• Exercise goal: Give the number of lines in the data below where the word "FTSF" appears, and nothing besides.

• Exercise inputs:
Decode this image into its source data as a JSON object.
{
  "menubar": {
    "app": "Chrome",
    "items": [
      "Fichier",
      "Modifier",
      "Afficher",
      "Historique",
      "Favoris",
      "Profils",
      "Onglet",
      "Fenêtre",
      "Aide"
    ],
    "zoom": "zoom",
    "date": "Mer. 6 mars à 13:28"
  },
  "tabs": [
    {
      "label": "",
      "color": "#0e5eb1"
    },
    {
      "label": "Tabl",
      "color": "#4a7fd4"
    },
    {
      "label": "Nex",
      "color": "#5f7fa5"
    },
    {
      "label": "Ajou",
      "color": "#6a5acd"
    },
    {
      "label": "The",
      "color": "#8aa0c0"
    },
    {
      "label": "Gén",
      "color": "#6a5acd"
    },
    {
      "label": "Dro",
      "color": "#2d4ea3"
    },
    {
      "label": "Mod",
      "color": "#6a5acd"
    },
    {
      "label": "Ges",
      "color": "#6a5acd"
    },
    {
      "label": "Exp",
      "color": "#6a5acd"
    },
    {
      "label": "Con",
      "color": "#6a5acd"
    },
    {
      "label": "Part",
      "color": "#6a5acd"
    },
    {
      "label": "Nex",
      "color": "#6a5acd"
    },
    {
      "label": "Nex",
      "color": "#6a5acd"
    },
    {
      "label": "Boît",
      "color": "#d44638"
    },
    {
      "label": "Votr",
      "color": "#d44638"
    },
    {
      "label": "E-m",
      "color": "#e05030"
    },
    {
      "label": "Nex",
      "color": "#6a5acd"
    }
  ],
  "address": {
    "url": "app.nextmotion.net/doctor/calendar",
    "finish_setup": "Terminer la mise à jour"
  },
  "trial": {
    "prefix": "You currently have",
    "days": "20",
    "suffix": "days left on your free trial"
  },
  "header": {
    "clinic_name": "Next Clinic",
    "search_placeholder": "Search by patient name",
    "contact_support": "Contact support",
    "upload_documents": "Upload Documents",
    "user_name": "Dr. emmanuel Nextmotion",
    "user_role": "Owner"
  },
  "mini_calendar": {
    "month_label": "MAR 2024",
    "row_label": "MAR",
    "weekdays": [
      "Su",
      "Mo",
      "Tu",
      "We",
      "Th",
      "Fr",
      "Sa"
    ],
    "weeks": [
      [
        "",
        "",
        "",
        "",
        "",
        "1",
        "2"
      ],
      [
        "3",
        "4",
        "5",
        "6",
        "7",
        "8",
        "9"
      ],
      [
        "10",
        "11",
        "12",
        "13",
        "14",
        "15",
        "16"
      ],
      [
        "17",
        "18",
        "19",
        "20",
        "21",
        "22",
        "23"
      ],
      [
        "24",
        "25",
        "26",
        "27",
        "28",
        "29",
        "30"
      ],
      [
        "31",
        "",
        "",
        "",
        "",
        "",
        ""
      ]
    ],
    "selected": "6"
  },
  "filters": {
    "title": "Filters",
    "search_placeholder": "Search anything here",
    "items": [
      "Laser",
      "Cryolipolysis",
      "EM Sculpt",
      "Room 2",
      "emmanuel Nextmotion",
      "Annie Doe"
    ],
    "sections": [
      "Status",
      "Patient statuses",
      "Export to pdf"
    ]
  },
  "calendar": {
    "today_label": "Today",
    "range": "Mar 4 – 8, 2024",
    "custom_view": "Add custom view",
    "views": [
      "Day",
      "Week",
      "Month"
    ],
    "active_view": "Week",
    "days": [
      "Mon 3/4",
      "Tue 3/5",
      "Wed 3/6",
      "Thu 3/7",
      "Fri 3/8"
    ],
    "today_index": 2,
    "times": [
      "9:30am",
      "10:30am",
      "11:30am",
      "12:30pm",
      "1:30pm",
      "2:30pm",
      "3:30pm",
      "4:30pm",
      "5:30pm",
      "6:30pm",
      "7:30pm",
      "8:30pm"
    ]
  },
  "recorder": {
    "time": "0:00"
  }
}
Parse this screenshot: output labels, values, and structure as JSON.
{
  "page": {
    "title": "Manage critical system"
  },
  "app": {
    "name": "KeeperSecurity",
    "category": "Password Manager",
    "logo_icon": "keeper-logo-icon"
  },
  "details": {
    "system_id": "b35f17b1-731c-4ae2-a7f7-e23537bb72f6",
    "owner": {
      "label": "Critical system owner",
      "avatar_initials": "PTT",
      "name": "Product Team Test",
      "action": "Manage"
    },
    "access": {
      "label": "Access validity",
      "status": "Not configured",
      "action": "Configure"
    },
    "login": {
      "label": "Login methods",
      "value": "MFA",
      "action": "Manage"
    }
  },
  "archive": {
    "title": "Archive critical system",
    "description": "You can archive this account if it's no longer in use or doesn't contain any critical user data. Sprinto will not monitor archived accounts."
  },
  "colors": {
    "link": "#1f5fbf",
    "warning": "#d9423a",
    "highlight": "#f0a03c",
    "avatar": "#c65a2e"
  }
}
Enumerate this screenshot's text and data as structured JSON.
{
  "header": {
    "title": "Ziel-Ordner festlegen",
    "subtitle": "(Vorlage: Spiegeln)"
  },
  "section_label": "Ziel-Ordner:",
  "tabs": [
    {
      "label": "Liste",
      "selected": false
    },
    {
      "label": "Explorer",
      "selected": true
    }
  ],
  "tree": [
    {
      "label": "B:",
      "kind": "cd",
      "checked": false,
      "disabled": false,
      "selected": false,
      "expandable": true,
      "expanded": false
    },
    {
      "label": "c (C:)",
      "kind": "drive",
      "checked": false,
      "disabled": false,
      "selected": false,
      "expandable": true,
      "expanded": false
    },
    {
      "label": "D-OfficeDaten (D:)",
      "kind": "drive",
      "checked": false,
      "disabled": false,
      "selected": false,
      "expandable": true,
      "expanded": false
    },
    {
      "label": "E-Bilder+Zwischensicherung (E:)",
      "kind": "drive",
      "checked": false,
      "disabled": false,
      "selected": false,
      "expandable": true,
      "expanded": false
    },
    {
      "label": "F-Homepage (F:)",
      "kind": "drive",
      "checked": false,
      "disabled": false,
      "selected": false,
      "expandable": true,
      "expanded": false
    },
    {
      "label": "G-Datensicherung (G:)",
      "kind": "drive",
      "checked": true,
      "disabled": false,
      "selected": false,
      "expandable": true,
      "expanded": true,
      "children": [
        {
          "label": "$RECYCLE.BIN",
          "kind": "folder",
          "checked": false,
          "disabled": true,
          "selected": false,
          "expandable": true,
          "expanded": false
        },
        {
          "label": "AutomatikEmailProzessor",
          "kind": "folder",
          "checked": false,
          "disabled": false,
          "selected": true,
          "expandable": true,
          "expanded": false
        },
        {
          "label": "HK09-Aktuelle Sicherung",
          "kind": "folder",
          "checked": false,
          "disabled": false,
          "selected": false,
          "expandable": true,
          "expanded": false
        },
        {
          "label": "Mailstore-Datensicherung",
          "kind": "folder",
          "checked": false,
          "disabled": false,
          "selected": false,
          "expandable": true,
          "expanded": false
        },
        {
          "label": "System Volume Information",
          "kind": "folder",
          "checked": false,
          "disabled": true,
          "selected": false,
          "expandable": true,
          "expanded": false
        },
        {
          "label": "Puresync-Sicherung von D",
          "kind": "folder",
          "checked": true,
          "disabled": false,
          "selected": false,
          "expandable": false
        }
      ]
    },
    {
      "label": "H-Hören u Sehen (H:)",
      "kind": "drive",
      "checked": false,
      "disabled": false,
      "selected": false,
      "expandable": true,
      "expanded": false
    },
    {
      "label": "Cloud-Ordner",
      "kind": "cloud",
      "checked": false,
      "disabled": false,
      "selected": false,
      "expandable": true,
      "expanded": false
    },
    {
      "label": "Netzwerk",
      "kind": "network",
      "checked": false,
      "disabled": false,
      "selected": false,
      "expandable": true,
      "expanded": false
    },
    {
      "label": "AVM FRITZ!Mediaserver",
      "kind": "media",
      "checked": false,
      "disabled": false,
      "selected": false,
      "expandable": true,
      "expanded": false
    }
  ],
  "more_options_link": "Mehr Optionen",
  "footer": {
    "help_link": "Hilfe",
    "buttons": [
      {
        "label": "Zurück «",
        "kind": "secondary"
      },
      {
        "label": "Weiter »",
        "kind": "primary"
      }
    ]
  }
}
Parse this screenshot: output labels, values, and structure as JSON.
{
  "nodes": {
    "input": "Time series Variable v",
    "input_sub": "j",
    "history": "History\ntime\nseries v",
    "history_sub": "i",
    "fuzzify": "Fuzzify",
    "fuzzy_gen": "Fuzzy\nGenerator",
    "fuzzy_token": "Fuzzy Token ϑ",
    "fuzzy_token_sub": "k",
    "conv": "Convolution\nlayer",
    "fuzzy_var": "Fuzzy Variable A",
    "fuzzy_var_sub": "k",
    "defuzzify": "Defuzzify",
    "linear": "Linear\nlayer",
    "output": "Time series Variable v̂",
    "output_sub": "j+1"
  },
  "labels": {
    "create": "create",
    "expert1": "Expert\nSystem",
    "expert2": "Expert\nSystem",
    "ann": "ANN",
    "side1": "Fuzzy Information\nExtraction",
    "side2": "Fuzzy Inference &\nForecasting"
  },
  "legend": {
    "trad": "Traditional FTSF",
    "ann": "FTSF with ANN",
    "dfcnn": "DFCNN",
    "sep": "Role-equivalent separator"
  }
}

• Response below: 2